7. Collect, maintain and present detailed data on all traffic accidents of all types (comparable to the recent Washcycle/GGW piece on biking), and put it in real-time on the DDOT Dashboard. The traffic safety "data" presented on the DDOT dashboard is not actionable or useful.
8. Analyze all traffic accidents and incorporate the PEDSAFE and BIKESAFE Safety Guide and Countermeasure Selection Systems AND OTHER TRAFFIC SAFETY ANALYSIS PROTOCOLS to shape physical and programmatic changes as necessary, when structural-design problems have been elucidated.
9. Retrain police officers with regard to bike and pedestrian accident analysis. Currently, officers are likely to presume that the motor vehicle operator is not at fault, unless the driver is impaired.

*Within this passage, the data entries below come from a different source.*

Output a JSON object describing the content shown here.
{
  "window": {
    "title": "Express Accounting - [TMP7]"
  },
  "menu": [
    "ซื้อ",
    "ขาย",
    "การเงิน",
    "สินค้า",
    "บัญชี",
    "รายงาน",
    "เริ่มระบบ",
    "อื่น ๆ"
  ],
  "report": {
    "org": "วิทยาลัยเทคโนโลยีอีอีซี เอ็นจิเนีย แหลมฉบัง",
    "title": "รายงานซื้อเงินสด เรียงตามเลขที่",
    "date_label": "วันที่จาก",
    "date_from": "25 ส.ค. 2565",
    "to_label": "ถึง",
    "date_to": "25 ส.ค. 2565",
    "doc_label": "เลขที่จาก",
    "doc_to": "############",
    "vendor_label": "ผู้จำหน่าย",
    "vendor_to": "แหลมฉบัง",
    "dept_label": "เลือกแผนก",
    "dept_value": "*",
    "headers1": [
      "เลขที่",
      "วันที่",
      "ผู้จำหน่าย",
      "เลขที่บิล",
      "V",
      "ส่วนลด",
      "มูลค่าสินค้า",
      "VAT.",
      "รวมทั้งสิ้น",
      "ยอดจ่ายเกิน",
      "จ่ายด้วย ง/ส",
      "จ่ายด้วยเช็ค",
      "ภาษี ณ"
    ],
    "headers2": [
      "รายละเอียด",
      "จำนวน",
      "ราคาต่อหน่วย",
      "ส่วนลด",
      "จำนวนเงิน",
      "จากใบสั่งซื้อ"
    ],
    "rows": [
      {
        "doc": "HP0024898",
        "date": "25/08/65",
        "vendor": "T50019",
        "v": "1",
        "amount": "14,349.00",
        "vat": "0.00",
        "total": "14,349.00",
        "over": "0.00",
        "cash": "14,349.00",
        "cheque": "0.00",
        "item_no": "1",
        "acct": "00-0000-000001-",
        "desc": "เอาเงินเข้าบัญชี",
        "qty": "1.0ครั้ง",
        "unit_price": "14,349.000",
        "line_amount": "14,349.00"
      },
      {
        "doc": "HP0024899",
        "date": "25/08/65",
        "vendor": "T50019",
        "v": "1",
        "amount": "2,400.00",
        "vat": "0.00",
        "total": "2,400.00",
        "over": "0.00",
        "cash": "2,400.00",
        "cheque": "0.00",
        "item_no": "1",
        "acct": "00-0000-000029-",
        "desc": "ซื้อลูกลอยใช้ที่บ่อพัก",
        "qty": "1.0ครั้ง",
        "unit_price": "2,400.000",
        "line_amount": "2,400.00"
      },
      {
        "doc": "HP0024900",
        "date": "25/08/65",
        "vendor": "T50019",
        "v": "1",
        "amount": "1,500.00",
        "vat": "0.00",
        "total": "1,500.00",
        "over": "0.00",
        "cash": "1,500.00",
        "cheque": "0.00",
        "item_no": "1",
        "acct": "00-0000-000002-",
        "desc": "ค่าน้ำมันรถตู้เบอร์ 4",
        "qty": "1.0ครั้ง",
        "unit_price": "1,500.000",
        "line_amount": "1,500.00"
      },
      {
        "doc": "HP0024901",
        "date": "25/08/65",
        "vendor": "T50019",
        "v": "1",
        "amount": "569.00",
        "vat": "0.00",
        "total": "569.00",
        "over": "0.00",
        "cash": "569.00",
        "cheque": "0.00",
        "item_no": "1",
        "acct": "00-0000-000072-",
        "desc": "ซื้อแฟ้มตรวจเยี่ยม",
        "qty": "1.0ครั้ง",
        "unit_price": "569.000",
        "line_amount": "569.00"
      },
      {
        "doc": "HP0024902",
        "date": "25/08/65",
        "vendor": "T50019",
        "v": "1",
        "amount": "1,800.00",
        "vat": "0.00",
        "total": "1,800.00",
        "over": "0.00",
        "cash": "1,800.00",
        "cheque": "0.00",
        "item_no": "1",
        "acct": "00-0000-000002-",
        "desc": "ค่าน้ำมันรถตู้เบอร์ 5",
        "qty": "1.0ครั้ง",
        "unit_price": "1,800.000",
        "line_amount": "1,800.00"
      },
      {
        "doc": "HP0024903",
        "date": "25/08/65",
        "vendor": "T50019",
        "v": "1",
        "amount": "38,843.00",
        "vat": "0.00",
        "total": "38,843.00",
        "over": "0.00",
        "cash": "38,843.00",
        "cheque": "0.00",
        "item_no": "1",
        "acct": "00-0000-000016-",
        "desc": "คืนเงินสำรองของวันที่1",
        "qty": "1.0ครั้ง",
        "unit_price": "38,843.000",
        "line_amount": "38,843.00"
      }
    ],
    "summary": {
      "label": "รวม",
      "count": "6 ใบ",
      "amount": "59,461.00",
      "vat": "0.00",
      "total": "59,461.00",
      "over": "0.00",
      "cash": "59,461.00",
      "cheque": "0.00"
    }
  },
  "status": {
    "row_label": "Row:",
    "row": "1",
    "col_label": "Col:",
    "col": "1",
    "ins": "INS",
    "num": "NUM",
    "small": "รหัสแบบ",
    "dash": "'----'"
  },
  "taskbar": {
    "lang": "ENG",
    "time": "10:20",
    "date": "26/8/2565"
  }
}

10. Legalize the Idaho Stop for bicycling ("Davis, California needs to legalize the Idaho Stop"). In return, require a bicycle endorsement on local drivers licenses. Consider license plates for bicycles. (If only to get motor vehicle operators to shut up.) Add refresher tests to drivers license renewals with specific questions on pedestrian and bicycle safety.
11. Develop and deliver a curriculum for traffic safety (bike, walk, transit, drive) for K-12 schools: elementary; junior high; and senior high schools.
12. Change the legal framework with regard to motor vehicle operation to require that automobiles--as the heaviest and most powerful mobility device--have the most legal responsibility with regard to accidents, comparable to the relatively new (20 years or so) Dutch policies. See "Traffic safety and Stage 4 of moral development theory."
13. Up the penalties for motor vehicle accidents that injure, maim, or kill
14. Except for the fact that they probably have their hands full already, bring back the traffic enforcement division of the police department as a special unit, and move the unit to DDOT. (DC's traffic safety unit was subsumed into "Special Operations.) a few years ago.) Note that I've noticed that the Motor Carrier Safety Unit is still intact.
15. Give parking enforcement officers the training and legal authority to ticket for driving infractions. For a variety of reasons, busy police officers in cities don't spend a lot of time enforcing traffic safety even though many cities have dedicated traffic safety units. Parking enforcement officers are on the streets all day. Giving them the training and authority to ticket traffic violations would increase the "eyes on the street" focused on traffic safety. More enforcement would reduce the number of infractions over time.
16. Require specialized training for heavy vehicle operators (e.g., concrete trucks, dump trucks, etc.) with regard to driving in urban conditions, and with pedestrian and bicycle traffic. Note that DC government does this for heavy vehicle operators, as does the Metrobus system. This training needs to be extended to private sector operators.
Note that in the comments on this piece originally, I downplayed the value of "roundabouts" in the urban environment, stating that for the most part, roundabouts are focused on facilitating motor vehicle traffic, not the safe movement of pedestrians and bicyclists. I should have been clearer in that this is the case for roundabouts on arterials. Mini-roundabouts as a treatment on neighborhood streets is an acceptable treatment. Seattle does this quite a bit, as a kind of neighborhood traffic calming technique and as a pro-bicycle treatment.
DC has started doing this in Upper Northwest, and according to GGW (DDOT director Brown stands up to opposition to mini-circles") some residents don't like it. I don't know how necessary it is as a treatment. Because most residential streets are narrow, and have parking on both sides of the street, vehicles moving in opposite directions have to move slowly when passing, which is a natural traffic calming practice--although many residents still clamor for speed bumps to slow through traffic.